The government’s planned system of personal accounts is set to be an administrative nightmare for employers.
Some 89% of delegates surveyed at the Employee Benefits Summit in Jerez, Spain, said that they expected this to be the case.
Employers are likely to face administrative problems in relation to the contributions they will have to make as they will be based on variable pay rather than basic pay. They will be obliged to contribute 3% of each employee’s total earnings which will include commission, bonus payments and overtime.
Employers are also expected to encounter increased administration in relation to monitoring staff who have opted out as they will have to take steps to auto enrol them again three years later.
Speaking in a panel discussion on Communicating pensions and savings benefits to employees, Marcus Brent, lead reward consultant at Aviva, said that some employers, particularly smaller ones may struggle with issues around communication. “There is not going to be any advice coming with the product, so where is communication going to come from?” he asked.
Employers will need to ensure that they clearly communicate the value of their pensions provision to staff to ensure employees are aware of the importance of saving for retirement and to reduce the number who choose to opt out once they have been auto-enrolled into a scheme. Sandy Wilson, head of reward at Bradford and Bingley, said: “There’s a great opportunity for HR to lead on that and communicate the changes. HR has a fantastic opportunity to continue to raise its profile.”

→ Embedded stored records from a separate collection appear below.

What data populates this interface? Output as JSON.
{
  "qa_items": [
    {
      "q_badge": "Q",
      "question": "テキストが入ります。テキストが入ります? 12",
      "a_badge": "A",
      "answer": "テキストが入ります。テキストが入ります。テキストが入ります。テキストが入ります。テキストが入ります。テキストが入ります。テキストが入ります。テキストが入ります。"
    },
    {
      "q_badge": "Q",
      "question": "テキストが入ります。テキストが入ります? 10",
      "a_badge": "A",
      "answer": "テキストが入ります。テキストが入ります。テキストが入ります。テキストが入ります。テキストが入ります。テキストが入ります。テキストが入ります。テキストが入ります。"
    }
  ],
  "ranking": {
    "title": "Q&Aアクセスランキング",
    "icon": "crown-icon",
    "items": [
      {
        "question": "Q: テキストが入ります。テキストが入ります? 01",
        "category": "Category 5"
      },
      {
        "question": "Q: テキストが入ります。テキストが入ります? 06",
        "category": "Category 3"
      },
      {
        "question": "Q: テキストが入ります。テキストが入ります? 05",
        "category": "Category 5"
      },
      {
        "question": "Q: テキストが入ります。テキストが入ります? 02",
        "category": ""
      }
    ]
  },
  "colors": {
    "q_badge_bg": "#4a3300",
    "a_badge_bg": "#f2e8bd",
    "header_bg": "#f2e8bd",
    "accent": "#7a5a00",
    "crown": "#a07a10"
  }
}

But employers are divided over whether this round of pensions reform will solve the pensions crisis. Just over half (54%) of the delegates polled said that it would, while 46% felt that this wouldn’t be the case.
Tina Odell, pensions manager at Sony, said: “It’s a good first step. It’s not going to solve the crisis, but it gets [people] thinking about it, which we can build on. Communication is going to be vital in making this happen and keeping it exciting.”
The panel also expressed concerns that some employees may still choose to opt out of schemes if they feel that they are unable to afford to meet their contribution requirements or have other financial commitments, such as substantial debts.
Wilson said: “We can encourage employees to save for the longer term, but individual affordability will come into it.”